Taking Lizzie canoeing at Tyler State Park was one of the funniest days of my life. My friend and I recount
the day over and over, getting a good belly laugh from it every time.
My friend and I decided it was Labor Day weekend, we’re bored, let’s take Lizzie canoeing! So we went. We didn’t realize how entertaining the day would really be. There is canoeing, and then there is canoeing with Lizzie. Two very different things.
We got the Park, unloaded, went down to pay for the rental, and headed over to the area where the canoes are all lined up in a row, tied up in the knee-deep water. All we need to do, is untie, get in, and go. Right? Oh no. That would be far too boring. I get in the canoe first, careful not to get wet, since I didn’t come prepared for that. Lizzie already has her “smile” on her face, tongue lolling out, bright eyed and ready for fun. I could see it. I gave a little tug on her leash to get her to jump into the canoe. “In! Lizzie!” I said. Lizzie splashes through the water, I swear going for maximum splashage, and jumps into the canoe…..and immediately out the other side. With another massive splash. Ok, no. That’s not how it goes. So I try again. Lizzie, get in! And again, she leaps in the canoe, and out the other side bringing as much water with her as physically possible. And again. And again. And again. And Again……If dogs could laugh….People are starting to watch, amused, as my ecstatic dog steeplechases from one side of the canoe to the other, crashing into the water like Shamu each time. My friend is alternating between laughing and trying to push the canoe out in the fraction of a second that Lizzie is traveling through the canoe. It’s chaos at it’s best.
Ok, I say. I have a plan. I’m going to grab her and you push. Ready?!! I am already showered with lake water and I’ve given up any hope of being dry anyway.

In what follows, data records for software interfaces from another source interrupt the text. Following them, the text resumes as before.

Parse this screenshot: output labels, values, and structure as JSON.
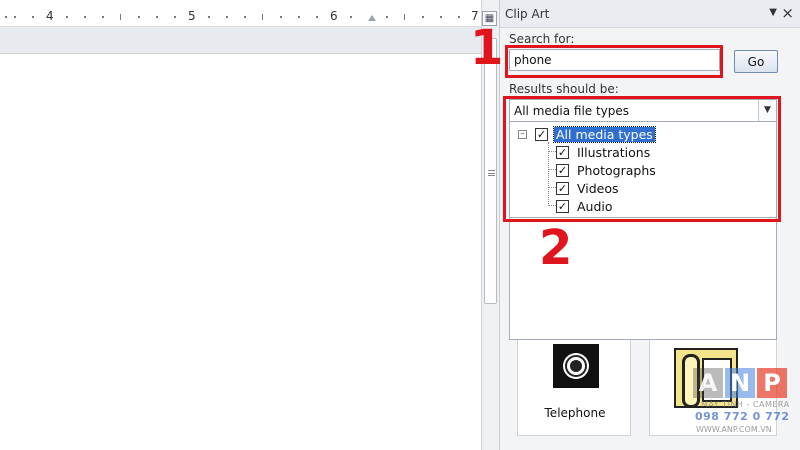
{
  "ruler": {
    "numbers": [
      "4",
      "5",
      "6",
      "7"
    ]
  },
  "ruler_toggle_icon": "view-ruler-icon",
  "pane": {
    "title": "Clip Art",
    "menu_icon": "dropdown-arrow-icon",
    "close_icon": "close-icon"
  },
  "search": {
    "label": "Search for:",
    "value": "phone",
    "go_label": "Go"
  },
  "results": {
    "label": "Results should be:",
    "selected": "All media file types",
    "tree": {
      "root": {
        "label": "All media types",
        "checked": true,
        "expanded": true
      },
      "children": [
        {
          "label": "Illustrations",
          "checked": true
        },
        {
          "label": "Photographs",
          "checked": true
        },
        {
          "label": "Videos",
          "checked": true
        },
        {
          "label": "Audio",
          "checked": true
        }
      ]
    }
  },
  "thumbnails": [
    {
      "label": "Telephone",
      "icon": "audio-disc-icon"
    },
    {
      "label": "",
      "icon": "telephone-clipart-icon"
    }
  ],
  "annotations": {
    "step1": "1",
    "step2": "2",
    "color": "#e0141c"
  },
  "watermark": {
    "letters": [
      "A",
      "N",
      "P"
    ],
    "tagline": "MÁY TÍNH - CAMERA",
    "phone": "098 772 0 772",
    "site": "WWW.ANP.COM.VN"
  },
  "colors": {
    "selection": "#2f6fd1",
    "go_border": "#6f8db3"
  }
}
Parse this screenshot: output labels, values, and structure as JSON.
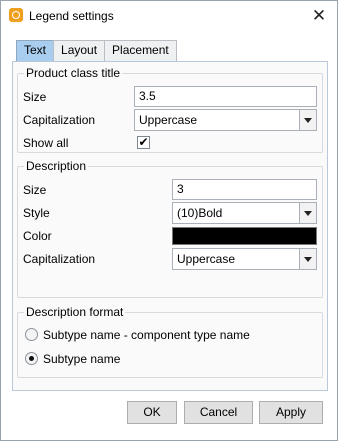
{
  "window": {
    "title": "Legend settings",
    "close_glyph": "✕",
    "app_icon": "app-icon"
  },
  "tabs": [
    {
      "label": "Text",
      "active": true
    },
    {
      "label": "Layout",
      "active": false
    },
    {
      "label": "Placement",
      "active": false
    }
  ],
  "product_class_title": {
    "title": "Product class title",
    "size_label": "Size",
    "size_value": "3.5",
    "capitalization_label": "Capitalization",
    "capitalization_value": "Uppercase",
    "show_all_label": "Show all",
    "show_all_checked": true,
    "check_glyph": "✔"
  },
  "description": {
    "title": "Description",
    "size_label": "Size",
    "size_value": "3",
    "style_label": "Style",
    "style_value": "(10)Bold",
    "color_label": "Color",
    "color_value": "#000000",
    "capitalization_label": "Capitalization",
    "capitalization_value": "Uppercase"
  },
  "description_format": {
    "title": "Description format",
    "options": [
      {
        "label": "Subtype name - component type name",
        "selected": false
      },
      {
        "label": "Subtype name",
        "selected": true
      }
    ]
  },
  "buttons": {
    "ok": "OK",
    "cancel": "Cancel",
    "apply": "Apply"
  }
}
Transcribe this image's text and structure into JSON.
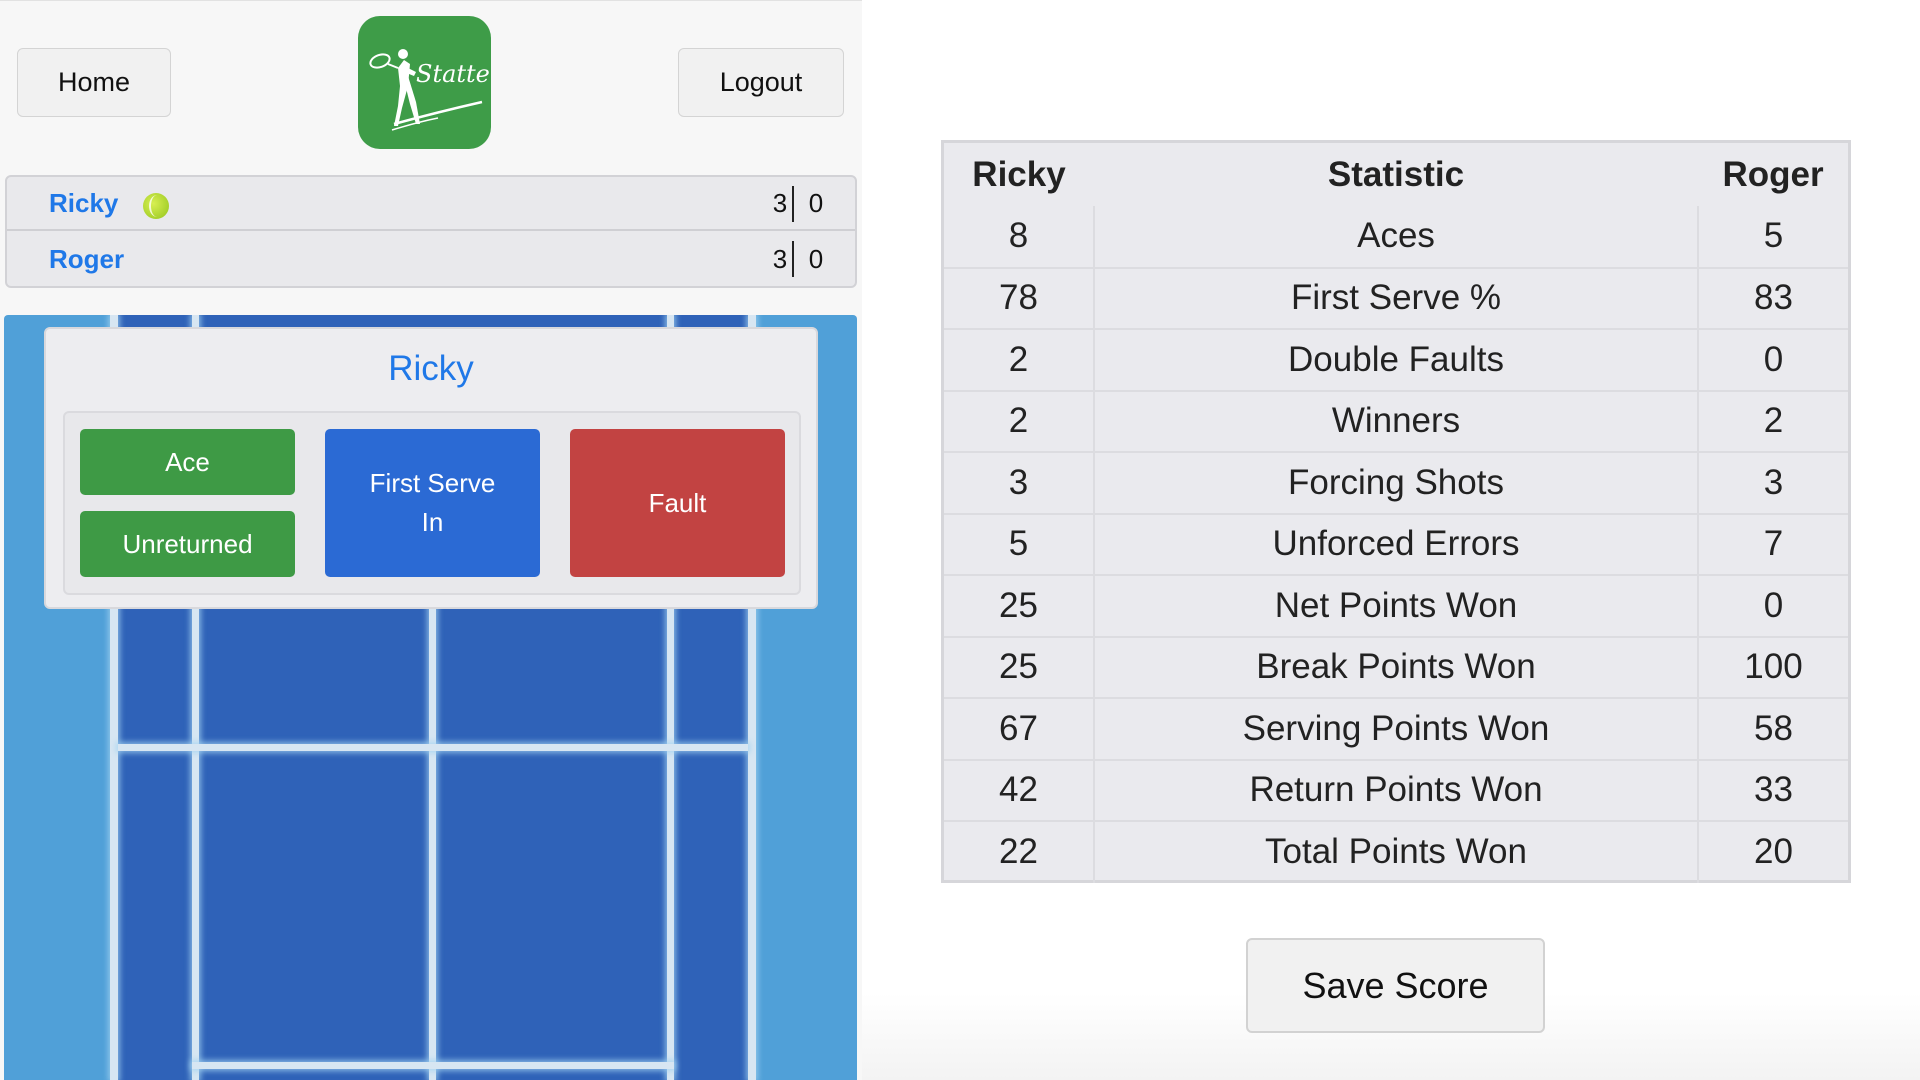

So the next time she started flying over the canoe, I grabbed her mid-air with both arms and legs in a giant bear hug and yell, “GO GO GO GO!” My friend simultaneously pushes the canoe out and jumps in as fast as humanly possibly. The front of me, of course, is totally soaked from bear hugging a soaking wet dog, but we have made off the shore.
We didn’t get far out before I released the beast from the bear hug and Lizzie started moving around the canoe with the grace of a three-legged hippo, and with absolutely no concern for the balance of the canoe. Talk about a dog with NO sea legs. I have never seen such a clumsy production in my life. As she moves from one side to the other, my friend and I try to shift our weight so we don’t go flipping over. Then, she peers over the edge of the canoe, looking at the murky water. I see the idea pop into her head. Time to play the game again! Before I can stop her, she tumbles over the side of the canoe. I say tumble, because she did not really jump, nothing so graceful. She tumbled. Falling headfirst into the water like a big bag of potatoes before immediately realizing there was no ground to jump back into the canoe on. Oh the horrors! PANIC!!!! MOMMMM HELPPP!!!!!! I’ve already gone after her, reaching over the canoe to grab a hold of my panicking pup, clawing desperately at the side of the canoe. (Yes, she could swim, it just didn’t occur to her at that moment.) How the entire canoe did not flip over at this point, I do not know. I credit that to my friend’s fast thinking. He somehow managed to help haul Lizzie back in and brace the canoe at the same time.
Back with her feet on solid something, Lizzie took a moment to stand in canoe like a cat that just jumped out of the bathtub, before shaking off the incident, and all the water that came with it. We’re ok. And as we finally start paddling off, Lizzie backs her wet butt into me and sits down in my lap, the back half at least. Why thank you, I think I still had a dry spot on my shorts.
The rest of the time paddling was at least less eventful, though a constant effort to keep the canoe upright as Lizzie moved about with the utmost clumsiness. She momentarily contemplated running across the lake in pursuit of a crane, but then quickly remembered that she couldn’t walk on water, as previously proven.
I had dried out a bit when we decided to stop at one small area and let Lizzie romp around a bit in the water. And romp she did. With the joy and enthusiasm I hope I someday get to experience myself. She just enjoyed SPLASHING. Not swimming, just splashing. While some may not believe, buy my friend and I do, she then deliberately set out to get me as wet as possible. Leaping through the water up to where I was standing in the water, then shaking and splashing as much water all over me as possible. LAUGHING…I’m telling you….and running off again, returning, and doing it again. I was SOAKED, and covered in red, East Texas mud.
Loading back up on the canoe this time went a little easier. Not because Lizzie decided to cooperate, but because I knew I had to bear hug her mid-flight by this time, and not getting wet was not a concern any more. And off we went, again, with Lizzie’s wet, mud-covered butt sitting in my lap.
I still have those shorts, and they still have the red mud stains from that canoe adventure. I don’t know if I’ll ever get rid of them now. I don’t have any pictures or video from that day, just my memories and a pair of mud-stained shorts.